Modern Druidry gained momentum as a spiritual tradition at the beginning of the 20th century, a time when, more widely, a ‘Celtic twilight’ current met that of the Hermetic Order of the Golden Dawn (think of W. B. Yeats). Hence in some iterations of modern Druidry, the Mabon can be understood as a Celtic Hermes, birthed within the practitioner as the fruit of inner alchemical work. It may also be that the “Eye of the Aeon” reference at the end of the Mabon song nods in the direction of Aleister Crowley’s view of our ‘new age’ as being the Aeon of Horus (5). The eye of the Aeon is also the ‘I’ of the Aeon, the you and me of the Aeon, because that’s how this age is understood to work. It’s about transformation of consciousness, and if we want to use such a term, divinisation, within the individual – Jung’s journey of individuation, from self to Self.

The Mabon is a primary archetypal image within Druidry, and we can relate to this image – resonance, presence – in many ways. For me, Mabon, the song has power. Ten brief lines, each one a portal in itself. Silver on the Tree can be found at

1: Matthews, Caitlin & John The western way: a practical guide to the western mystery tradition (volume 1: the native tradition) (1985) London: Arkana

2: Davies, Sioned The Mabinogion (2007) Oxford: The University Press

3: Matthews, John Shamanism and the bardic mysteries in Britain and Ireland (1991) London: the Aquarian Press


5: DuQuette, Lon Milo (2003) Understanding Aleister Crowley’s Thoth tarot San Francisco, CA: Red Wheel/Weiser


Selkie Writing…

Charlotte Rodgers

Images and words set against a backdrop of outsider art.

Professor Jem Bendell

Strategist & educator on social change, focused on Deep Adaptation to societal breakdown


The pagan path. The Old Ways In New Times

The Druids Garden

Spiritual journeys in tending the living earth, permaculture, and nature-inspired arts

The Blog of Baphomet

a magickal dialogue between nature and culture

This Simple Life

The gentle art of living with less

Musings of a Scottish Hearth Druid and Heathen

Thoughts about living, loving and worshiping as an autistic Hearth Druid and Heathen.
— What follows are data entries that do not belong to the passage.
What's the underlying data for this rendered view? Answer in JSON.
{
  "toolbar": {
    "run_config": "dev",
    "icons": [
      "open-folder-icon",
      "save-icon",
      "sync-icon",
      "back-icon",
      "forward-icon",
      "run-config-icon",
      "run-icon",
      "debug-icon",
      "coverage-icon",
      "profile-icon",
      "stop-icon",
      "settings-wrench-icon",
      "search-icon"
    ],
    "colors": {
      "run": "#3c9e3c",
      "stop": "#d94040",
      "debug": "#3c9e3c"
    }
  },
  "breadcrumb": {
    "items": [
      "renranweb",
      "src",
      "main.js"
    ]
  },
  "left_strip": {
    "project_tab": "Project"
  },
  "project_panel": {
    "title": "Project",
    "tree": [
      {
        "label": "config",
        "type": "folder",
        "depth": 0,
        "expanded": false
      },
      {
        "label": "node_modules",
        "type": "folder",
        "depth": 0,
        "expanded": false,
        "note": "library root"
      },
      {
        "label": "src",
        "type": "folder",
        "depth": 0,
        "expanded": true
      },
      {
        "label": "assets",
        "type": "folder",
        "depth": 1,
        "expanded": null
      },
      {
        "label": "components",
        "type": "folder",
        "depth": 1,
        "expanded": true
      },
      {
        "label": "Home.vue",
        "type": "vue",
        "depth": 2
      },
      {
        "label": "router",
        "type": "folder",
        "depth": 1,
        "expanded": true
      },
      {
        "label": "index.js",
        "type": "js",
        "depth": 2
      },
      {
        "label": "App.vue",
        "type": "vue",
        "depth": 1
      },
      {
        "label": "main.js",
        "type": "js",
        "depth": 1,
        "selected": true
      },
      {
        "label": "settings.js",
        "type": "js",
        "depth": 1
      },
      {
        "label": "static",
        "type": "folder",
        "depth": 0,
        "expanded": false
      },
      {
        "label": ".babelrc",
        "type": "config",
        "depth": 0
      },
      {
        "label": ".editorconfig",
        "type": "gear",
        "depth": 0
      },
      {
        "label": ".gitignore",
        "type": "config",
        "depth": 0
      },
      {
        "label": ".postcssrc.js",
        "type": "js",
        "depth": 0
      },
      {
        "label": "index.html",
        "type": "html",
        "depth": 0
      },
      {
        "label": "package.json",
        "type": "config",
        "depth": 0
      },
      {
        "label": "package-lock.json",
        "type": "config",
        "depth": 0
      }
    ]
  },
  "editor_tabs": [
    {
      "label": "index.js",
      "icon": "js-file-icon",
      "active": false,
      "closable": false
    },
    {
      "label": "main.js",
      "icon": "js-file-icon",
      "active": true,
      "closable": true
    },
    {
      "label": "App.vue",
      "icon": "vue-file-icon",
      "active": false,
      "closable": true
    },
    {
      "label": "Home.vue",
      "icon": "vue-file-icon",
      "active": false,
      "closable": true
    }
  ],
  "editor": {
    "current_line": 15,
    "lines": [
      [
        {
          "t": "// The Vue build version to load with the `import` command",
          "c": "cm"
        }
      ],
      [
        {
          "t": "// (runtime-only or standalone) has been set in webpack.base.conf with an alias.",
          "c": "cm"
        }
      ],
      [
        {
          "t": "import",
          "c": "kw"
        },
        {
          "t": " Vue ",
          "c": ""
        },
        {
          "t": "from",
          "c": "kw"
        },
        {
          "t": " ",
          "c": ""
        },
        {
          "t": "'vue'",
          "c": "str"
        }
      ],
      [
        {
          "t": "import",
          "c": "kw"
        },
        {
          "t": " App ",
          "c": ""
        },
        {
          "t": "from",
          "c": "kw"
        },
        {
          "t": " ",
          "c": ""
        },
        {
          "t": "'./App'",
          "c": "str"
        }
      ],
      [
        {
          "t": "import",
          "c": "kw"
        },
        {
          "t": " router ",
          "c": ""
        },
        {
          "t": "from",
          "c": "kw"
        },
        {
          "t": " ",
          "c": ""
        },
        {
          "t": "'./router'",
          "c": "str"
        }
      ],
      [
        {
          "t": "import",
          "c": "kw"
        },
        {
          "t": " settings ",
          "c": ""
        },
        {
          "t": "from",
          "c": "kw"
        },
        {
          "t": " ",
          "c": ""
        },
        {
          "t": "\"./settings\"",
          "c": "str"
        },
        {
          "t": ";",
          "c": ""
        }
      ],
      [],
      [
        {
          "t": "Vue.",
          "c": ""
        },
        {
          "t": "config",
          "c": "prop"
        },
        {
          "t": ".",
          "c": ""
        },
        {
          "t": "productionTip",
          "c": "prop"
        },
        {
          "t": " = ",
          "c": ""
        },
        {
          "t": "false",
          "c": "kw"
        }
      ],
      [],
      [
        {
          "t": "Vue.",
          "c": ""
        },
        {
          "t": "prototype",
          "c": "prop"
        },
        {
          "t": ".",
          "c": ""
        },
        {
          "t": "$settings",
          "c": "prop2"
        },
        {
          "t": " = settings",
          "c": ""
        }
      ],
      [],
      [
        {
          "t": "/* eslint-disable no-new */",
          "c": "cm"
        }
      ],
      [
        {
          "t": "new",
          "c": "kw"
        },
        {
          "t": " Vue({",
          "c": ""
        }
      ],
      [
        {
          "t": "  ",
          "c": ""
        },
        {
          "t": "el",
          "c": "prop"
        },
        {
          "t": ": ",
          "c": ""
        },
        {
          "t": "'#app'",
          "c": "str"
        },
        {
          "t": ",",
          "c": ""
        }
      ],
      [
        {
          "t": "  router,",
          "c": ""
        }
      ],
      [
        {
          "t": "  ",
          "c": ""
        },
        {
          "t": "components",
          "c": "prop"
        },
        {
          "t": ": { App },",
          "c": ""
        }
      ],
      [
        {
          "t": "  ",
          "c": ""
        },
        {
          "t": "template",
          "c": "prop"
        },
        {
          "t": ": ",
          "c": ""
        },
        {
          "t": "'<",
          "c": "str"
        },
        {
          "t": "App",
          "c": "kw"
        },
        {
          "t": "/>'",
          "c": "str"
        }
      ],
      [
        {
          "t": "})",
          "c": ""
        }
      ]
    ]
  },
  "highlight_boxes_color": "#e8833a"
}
One woman's journey.

The River Crow

Druidry as the crow flies...

Wheel of the Year Blog

An place to read and share stories about the celtic seasonal festivals

Walking the Druid Path

Just another site

anima monday

Exploring our connection to the wider world

Grounded Space Focusing

Become more grounded and spacious with yourself and others, through your own body’s wisdom

The Earthbound Report

Good lives on our one planet

The Hopeless Vendetta

News for the residents of Hopeless, Maine.

barbed and wired

not a safe space - especially for the guilty

Down the Forest Path

A Journey Through Nature, its Magic and Mystery

Druid Life

Nimue Brown, David Bridger - Druidry, Paganism, Creativity, Hope

Druid Monastic

The Musings of a Contemplative Monastic Druid